In Balls, a short film on display at the Foundling Museum, model-turned-filmmaker Lily Cole imagines Heathcliff’s beginning by intertwining his story with those of two young women who gave up their babies to the Foundling Hospital in the 19th century. The film, commissioned (in collaboration with the Brontë Parsonage Museum and Rapid Response Unit) to mark the 200th anniversary of Emily Brontë’s birth, is set in present-day Liverpool. Peggy and Mary Ann are two single mothers no longer able to support their children alone.
Giving up their children is a traumatising process. The women are questioned by a male board of admissions, and must prove either that the child was born of rape (‘Was it repeated?’), or else conceived as the result of seduction after a promise of marriage. Peggy, Heathcliff’s mother (played by Tia Bannon), is asked if her child is black. ‘Are you kidding?’ she responds.
Once through the interview stage, the mothers are asked to pick a ball at random. This lottery, from which the film takes its title, was thought the fairest way to allocate places at the Foundling Hospital, which, by 1800, had already admitted 18,000 babies – a sign of London’s rapidly increasing birth rate. A white ball signified admission; a black ball, and the young mother was turned away; a red ball placed the child on a reserve list, given a place if another failed the health check. A particularly moving scene shows Mary Ann (Sarah Gadon) as her child is examined by doctors, the rash on its chest signalling her continued life of poverty and shame. Perhaps the bleakest truth about the Foundling Hospital was its inevitable failure to address the conditions of urban poverty.
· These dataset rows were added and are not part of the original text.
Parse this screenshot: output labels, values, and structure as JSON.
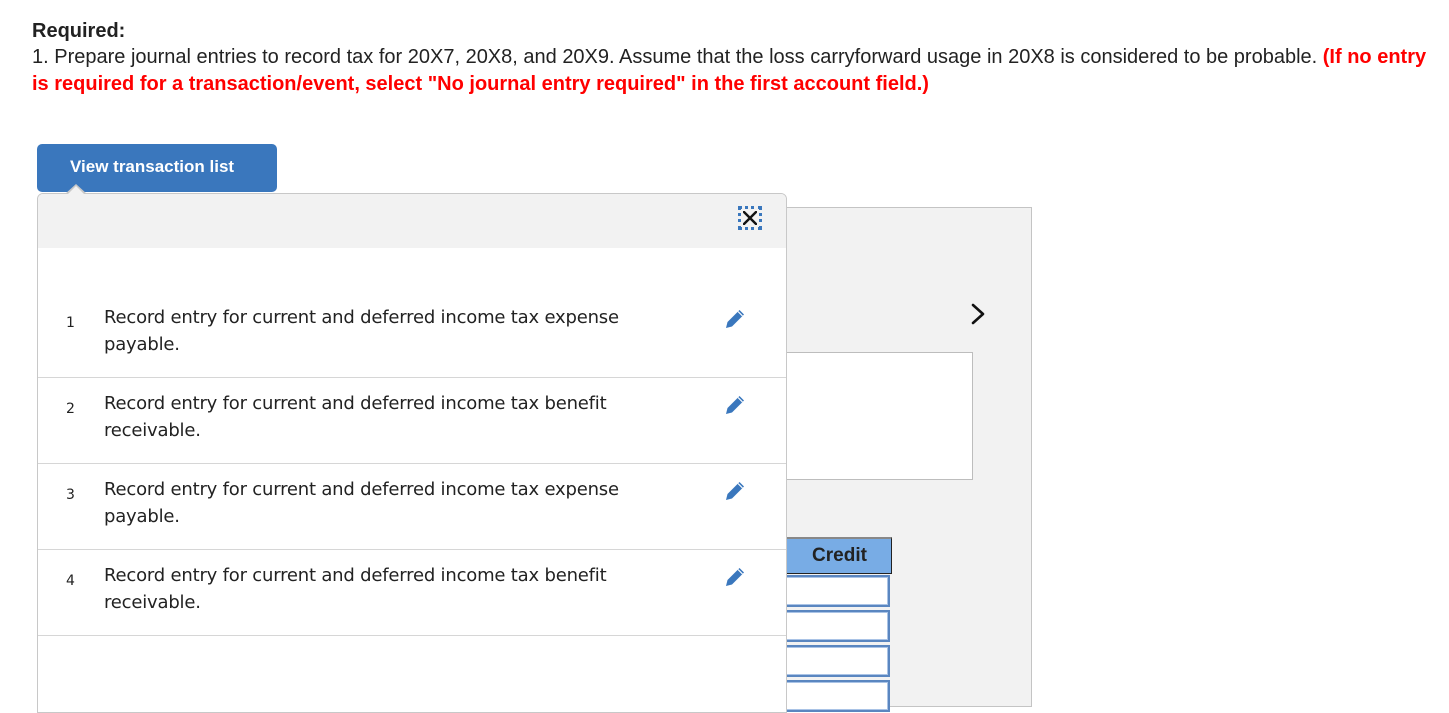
{
  "question": {
    "heading": "Required:",
    "instruction_text": "1. Prepare journal entries to record tax for 20X7, 20X8, and 20X9. Assume that the loss carryforward usage in 20X8 is considered to be probable. ",
    "instruction_note": "(If no entry is required for a transaction/event, select \"No journal entry required\" in the first account field.)"
  },
  "view_transaction_list_button": "View transaction list",
  "transaction_popover": {
    "close_icon": "close-icon",
    "edit_icon": "pencil-icon",
    "items": [
      {
        "number": "1",
        "description": "Record entry for current and deferred income tax expense payable."
      },
      {
        "number": "2",
        "description": "Record entry for current and deferred income tax benefit receivable."
      },
      {
        "number": "3",
        "description": "Record entry for current and deferred income tax expense payable."
      },
      {
        "number": "4",
        "description": "Record entry for current and deferred income tax benefit receivable."
      }
    ]
  },
  "worksheet": {
    "next_icon": "chevron-right-icon",
    "credit_header": "Credit",
    "credit_cells": [
      "",
      "",
      "",
      ""
    ]
  },
  "colors": {
    "accent": "#3a77bd",
    "warning_text": "#ff0000",
    "header_cell": "#78ace5",
    "panel_bg": "#f2f2f2"
  }
}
Cole’s use of the Foundling’s archive compellingly draws attention to the real women behind the characters. Adjacent to the film is a glass cabinet containing the letters written on behalf of Peggy and Mary Ann to explain the circumstances of their situations. Peggy was 14 when she was seduced on a voyage to England, by a man who left the ship at Ostend despite knowing she was pregnant. Her mistress petitions the Foundling on behalf of the ‘poor unfortunate girl’, who, illiterate, has signed the letter with her wavering mark. Mary Ann, meanwhile, was raped by a fellow servant (now presumed dead) in the house in which she worked; her mistress, like Peggy’s, vouches for her good conduct, writing that she ‘believes entirely the statement the petitioner has made regarding the paternity of the child and as to the manner of the occasion’.
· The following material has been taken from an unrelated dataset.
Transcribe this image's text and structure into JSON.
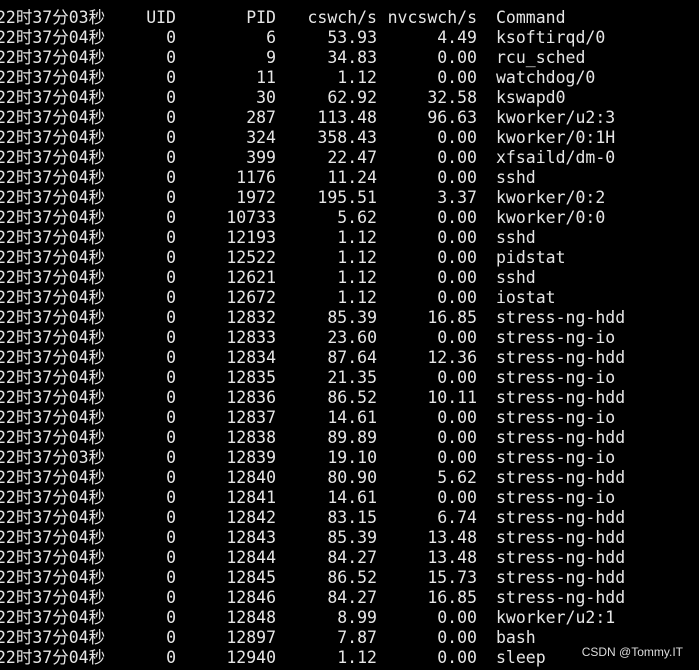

The letters are as elliptical as the film itself. There was a language for the trauma experienced by women, if not by their lovers or abusers, then by a society that condemned pregnancy out of wedlock. In her sensitive handling of these archival stories, and by staging them in a contemporary setting, Cole juxtaposes past with present, asking her viewers to consider the progress of women’s rights in the last 200 years – and to recognise the distance still to go. Society still polices women’s bodies: in Northern Ireland, for example, women still do not have the right to decide not to be pregnant; to a lesser extent, though clearly retrogressive, a male member of the Brontë Society, which runs the museum, resigned in protest against Cole’s appointment as a ‘creative partner’, citing his opposition to her work as a model.
Yet Balls is hopeful, too. As Peggy folds a token into her baby’s blanket – a small object that will identify him in the Foundling’s records; there are thousands of such tokens in the archive – we witness a forward-looking gesture, and one born out of a desire for a better life.
‘Lily Cole: Balls’ is at the Foundling Museum, London, until 2 December.